Nearly half of surveyed American workers said their lunch hour is actually a lunch half-hour. What’s to blame for the shrinking midday break? Office culture, technology, and workers’ own urge to overachieve.
“Lunch hour” rolls off the tongue a lot easier than “lunch half hour,” but the latter may more accurately describe the afternoon meal break that the typical American office worker takes.
According to a survey of more than 400 U.S. office workers, 48 percent said the average length of their lunch break is 30 minutes or less. The survey, released by staffing company OfficeTeam, also found that, aside from eating, workers most commonly socialize with coworkers (42 percent) and do work (29 percent) during their lunch break.
“Lunch breaks aren’t just for eating—they provide time to clear your head and recharge,” Robert Hosking, executive director of OfficeTeam, said in statement. “Workers also can use their lunch breaks to get to know colleagues better and build their professional networks.”
The amount of break time an organization is required to provide its employees varies from state to state, but how much time employees actually take depends on a number of factors.
“It’s based on the nature of the individual, whether you’re an overachiever who can’t step away, or sometimes it’s a corporate culture, whether or not lunch is even an OK thing to do,” Daryl Pagat, New York branch manager at Robert Half, OfficeTeam’s parent company, said in a recent Bloomberg TV interview.
Workplace culture can also influence whether employees tend to eat out or bring their lunch back to their desk, Pagat said.
But technology plays a role too. “We’re always plugged in nowadays,” said Pagat. “It’s becoming more important than ever to increase your productivity and focus towards the end of the day by just taking a few minutes to completely disconnect in the middle of the day.”
One suggestion, said Pagat, is putting the phone down, walking away from the computer, and running some errands to free up weekend or after-hours time. Also, going for a walk or a light workout can help avoid that “2:30 feeling.”
Pagat stressed the importance of networking with colleagues.
“So often, we’re defined by our four walls,” he said. ”Get out and speak to other people, and maybe you’ll learn of a new initiative or even some openings in your company that might be interesting to you. Walk across the hall and see another department and see some colleagues, catch up on what they’re doing. You learn more about the company. And it’s good for management to have that culture where people are sharing information—it gets more buy-in across the whole organization.”

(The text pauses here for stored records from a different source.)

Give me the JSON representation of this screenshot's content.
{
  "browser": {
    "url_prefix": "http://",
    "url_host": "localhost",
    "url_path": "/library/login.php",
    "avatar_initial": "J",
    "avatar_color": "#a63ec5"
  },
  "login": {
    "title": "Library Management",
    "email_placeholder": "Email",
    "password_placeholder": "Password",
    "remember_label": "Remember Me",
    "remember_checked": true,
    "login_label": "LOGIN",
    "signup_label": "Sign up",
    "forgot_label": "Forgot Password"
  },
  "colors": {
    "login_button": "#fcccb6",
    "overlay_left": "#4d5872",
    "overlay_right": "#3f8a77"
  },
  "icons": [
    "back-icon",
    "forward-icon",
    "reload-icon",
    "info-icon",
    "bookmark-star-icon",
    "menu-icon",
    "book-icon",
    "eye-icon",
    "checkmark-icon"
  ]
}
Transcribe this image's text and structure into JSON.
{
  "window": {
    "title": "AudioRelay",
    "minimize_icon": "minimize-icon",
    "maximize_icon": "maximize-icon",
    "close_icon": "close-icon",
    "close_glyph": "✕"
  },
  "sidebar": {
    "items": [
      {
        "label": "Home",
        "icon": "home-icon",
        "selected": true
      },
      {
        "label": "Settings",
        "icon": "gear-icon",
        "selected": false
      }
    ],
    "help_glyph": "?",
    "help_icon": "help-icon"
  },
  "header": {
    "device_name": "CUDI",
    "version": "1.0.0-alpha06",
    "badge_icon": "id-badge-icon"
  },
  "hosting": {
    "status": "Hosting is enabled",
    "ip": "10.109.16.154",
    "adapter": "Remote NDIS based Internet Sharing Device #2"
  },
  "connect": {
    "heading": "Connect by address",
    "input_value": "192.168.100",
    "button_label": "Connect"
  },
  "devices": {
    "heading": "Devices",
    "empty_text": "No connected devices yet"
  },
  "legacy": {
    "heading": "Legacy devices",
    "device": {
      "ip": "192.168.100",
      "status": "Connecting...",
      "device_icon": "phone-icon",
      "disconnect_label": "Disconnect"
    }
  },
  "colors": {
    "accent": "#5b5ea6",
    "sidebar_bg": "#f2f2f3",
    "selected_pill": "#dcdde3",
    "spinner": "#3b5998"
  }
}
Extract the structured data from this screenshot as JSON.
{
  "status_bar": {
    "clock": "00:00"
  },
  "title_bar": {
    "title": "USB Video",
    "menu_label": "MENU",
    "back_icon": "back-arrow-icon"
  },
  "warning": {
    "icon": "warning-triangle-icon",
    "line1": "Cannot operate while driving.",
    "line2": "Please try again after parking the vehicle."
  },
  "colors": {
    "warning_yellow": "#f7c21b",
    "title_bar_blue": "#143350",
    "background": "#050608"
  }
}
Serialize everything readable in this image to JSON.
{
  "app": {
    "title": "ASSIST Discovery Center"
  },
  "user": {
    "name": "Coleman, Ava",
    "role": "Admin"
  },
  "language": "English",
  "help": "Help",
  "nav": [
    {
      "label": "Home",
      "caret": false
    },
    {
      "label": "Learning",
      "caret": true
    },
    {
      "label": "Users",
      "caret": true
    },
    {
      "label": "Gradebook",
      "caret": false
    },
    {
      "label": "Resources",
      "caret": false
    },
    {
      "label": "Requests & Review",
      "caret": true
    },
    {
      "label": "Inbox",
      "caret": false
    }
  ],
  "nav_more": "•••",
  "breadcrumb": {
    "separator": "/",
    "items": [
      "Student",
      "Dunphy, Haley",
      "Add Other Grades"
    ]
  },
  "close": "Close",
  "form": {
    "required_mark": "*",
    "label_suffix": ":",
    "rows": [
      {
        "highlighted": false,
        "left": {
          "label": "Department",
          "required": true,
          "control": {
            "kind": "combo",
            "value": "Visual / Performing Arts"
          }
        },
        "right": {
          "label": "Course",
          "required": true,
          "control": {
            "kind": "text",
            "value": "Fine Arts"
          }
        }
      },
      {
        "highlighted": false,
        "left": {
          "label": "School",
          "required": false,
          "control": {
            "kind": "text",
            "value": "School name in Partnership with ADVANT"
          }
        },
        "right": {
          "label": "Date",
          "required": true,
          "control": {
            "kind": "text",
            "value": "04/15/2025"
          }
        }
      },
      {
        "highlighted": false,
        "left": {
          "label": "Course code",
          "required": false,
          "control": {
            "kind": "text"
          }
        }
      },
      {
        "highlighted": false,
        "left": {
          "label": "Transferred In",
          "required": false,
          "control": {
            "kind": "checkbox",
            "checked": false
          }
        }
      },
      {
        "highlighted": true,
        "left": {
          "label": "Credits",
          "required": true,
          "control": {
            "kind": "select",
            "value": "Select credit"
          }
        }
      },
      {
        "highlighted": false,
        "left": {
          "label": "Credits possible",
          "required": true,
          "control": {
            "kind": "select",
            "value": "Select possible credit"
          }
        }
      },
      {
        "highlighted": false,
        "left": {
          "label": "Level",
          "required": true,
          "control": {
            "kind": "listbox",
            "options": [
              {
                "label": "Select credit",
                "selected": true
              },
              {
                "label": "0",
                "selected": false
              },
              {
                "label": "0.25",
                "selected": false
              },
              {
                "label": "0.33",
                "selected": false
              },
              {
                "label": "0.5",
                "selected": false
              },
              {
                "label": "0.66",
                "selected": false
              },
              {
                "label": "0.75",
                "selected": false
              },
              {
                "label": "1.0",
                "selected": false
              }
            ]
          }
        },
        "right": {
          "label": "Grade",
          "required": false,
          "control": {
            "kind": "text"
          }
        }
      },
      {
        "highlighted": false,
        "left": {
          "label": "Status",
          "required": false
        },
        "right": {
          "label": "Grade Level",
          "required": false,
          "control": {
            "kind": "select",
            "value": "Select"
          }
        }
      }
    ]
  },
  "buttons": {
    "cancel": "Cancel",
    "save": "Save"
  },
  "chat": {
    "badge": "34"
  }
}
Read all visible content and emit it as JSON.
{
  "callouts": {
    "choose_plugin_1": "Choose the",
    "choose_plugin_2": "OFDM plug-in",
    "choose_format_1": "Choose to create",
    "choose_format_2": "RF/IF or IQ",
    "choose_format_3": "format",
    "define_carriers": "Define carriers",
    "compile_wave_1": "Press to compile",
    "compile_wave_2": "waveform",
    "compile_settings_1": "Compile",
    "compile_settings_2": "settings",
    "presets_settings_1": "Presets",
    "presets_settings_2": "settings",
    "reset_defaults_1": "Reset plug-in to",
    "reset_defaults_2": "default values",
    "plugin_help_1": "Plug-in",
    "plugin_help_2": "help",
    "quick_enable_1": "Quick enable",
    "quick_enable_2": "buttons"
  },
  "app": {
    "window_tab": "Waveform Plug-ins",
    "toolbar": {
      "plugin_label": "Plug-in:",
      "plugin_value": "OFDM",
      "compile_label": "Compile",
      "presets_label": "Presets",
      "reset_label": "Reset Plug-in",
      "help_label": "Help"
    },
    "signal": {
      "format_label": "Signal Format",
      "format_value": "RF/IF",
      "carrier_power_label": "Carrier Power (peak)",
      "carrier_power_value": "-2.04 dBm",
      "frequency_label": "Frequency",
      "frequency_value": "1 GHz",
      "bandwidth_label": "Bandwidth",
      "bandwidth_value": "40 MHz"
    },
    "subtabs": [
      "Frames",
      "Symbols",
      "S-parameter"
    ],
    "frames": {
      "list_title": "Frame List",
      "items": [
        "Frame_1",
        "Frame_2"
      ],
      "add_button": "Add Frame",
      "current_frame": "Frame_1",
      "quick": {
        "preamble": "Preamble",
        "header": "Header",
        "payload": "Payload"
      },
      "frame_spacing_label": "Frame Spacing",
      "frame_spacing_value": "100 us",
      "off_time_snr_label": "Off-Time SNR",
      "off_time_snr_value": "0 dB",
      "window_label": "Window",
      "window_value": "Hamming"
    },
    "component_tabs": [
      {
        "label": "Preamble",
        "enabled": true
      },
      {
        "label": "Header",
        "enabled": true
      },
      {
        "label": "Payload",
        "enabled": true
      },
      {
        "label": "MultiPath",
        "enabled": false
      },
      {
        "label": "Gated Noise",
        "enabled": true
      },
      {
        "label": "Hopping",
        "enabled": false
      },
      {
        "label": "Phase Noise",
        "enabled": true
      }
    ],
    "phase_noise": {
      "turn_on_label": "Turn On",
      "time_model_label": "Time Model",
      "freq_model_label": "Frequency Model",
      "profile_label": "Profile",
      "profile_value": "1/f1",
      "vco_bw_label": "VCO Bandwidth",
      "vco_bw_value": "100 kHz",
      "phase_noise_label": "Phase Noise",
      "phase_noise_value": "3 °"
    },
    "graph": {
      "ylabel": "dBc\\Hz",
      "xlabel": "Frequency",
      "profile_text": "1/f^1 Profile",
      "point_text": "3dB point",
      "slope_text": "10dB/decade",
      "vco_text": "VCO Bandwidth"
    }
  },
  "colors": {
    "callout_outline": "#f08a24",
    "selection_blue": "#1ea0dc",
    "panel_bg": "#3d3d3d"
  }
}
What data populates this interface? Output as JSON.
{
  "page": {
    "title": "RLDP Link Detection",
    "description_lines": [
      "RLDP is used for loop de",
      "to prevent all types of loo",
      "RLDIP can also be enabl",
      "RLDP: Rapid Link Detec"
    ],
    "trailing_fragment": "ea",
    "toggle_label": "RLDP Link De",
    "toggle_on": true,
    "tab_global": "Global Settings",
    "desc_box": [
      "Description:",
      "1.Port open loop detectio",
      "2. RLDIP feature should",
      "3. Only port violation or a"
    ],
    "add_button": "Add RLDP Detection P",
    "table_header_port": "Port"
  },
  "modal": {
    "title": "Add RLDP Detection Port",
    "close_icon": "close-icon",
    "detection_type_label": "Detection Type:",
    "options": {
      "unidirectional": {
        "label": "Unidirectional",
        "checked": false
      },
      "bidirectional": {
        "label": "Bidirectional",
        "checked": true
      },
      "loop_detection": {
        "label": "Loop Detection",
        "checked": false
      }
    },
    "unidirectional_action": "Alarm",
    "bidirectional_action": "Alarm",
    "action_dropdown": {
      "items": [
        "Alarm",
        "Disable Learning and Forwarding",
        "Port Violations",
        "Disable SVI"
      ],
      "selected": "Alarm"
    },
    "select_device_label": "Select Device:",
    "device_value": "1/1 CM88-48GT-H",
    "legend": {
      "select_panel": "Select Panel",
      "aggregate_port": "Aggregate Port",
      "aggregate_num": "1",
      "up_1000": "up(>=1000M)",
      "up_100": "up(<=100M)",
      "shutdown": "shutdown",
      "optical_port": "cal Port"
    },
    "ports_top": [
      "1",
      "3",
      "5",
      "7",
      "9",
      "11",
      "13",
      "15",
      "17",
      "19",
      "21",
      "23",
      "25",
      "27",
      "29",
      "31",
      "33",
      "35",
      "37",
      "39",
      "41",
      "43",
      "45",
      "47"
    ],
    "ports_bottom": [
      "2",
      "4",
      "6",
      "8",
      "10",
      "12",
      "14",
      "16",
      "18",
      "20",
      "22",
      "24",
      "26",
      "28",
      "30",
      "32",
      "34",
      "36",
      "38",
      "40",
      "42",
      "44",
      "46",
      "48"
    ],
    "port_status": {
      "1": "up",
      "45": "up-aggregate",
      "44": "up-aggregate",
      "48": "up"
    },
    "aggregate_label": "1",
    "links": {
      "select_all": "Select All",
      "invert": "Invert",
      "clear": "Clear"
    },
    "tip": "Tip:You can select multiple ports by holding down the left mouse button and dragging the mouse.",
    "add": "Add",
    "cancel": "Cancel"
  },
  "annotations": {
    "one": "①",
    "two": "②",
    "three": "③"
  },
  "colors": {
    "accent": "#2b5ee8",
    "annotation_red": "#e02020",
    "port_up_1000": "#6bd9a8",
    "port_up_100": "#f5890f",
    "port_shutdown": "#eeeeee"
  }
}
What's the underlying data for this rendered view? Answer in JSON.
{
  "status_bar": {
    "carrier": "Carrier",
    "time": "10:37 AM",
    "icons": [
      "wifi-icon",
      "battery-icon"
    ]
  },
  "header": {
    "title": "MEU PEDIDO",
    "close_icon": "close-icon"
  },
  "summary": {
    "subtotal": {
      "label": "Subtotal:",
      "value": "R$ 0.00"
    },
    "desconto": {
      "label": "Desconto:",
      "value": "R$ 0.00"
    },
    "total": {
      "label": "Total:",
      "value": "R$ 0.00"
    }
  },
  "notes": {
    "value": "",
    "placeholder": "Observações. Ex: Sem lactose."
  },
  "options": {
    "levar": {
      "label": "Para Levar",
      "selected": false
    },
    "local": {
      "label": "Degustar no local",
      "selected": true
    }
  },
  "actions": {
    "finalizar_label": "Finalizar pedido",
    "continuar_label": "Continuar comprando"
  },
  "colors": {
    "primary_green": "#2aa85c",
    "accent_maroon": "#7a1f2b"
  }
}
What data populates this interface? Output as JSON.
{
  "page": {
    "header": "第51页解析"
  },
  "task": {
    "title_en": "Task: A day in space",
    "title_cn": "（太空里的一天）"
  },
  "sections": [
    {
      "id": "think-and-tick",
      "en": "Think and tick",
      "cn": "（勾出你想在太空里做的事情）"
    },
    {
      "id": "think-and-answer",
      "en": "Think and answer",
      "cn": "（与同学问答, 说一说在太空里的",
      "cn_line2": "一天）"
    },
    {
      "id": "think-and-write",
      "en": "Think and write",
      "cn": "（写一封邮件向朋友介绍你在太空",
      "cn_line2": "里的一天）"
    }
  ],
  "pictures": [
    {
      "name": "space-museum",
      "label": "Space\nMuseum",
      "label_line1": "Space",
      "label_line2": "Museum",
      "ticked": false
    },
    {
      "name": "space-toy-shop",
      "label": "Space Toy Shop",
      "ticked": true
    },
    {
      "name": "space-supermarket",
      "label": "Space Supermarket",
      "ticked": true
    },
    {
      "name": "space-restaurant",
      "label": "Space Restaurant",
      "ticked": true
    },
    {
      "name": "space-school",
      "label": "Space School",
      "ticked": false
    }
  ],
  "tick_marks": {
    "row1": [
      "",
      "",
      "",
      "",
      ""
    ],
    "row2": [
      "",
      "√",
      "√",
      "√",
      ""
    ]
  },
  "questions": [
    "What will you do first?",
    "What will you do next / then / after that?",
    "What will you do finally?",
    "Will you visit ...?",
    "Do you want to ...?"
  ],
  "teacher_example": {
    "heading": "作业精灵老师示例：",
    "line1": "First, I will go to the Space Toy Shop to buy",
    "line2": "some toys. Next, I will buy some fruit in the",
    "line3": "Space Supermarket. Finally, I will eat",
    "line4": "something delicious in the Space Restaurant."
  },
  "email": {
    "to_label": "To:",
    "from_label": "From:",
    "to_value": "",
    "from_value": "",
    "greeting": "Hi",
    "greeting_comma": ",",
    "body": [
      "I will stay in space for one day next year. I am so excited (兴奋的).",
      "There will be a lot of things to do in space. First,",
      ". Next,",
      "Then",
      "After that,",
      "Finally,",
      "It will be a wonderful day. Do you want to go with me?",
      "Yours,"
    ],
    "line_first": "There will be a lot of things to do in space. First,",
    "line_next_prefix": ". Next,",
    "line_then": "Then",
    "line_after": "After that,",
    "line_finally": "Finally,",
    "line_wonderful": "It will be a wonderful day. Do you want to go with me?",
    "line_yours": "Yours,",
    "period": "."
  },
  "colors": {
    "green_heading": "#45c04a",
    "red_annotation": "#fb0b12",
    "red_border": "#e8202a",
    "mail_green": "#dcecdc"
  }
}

How do you usually spend your lunch break? Share your story in the comments.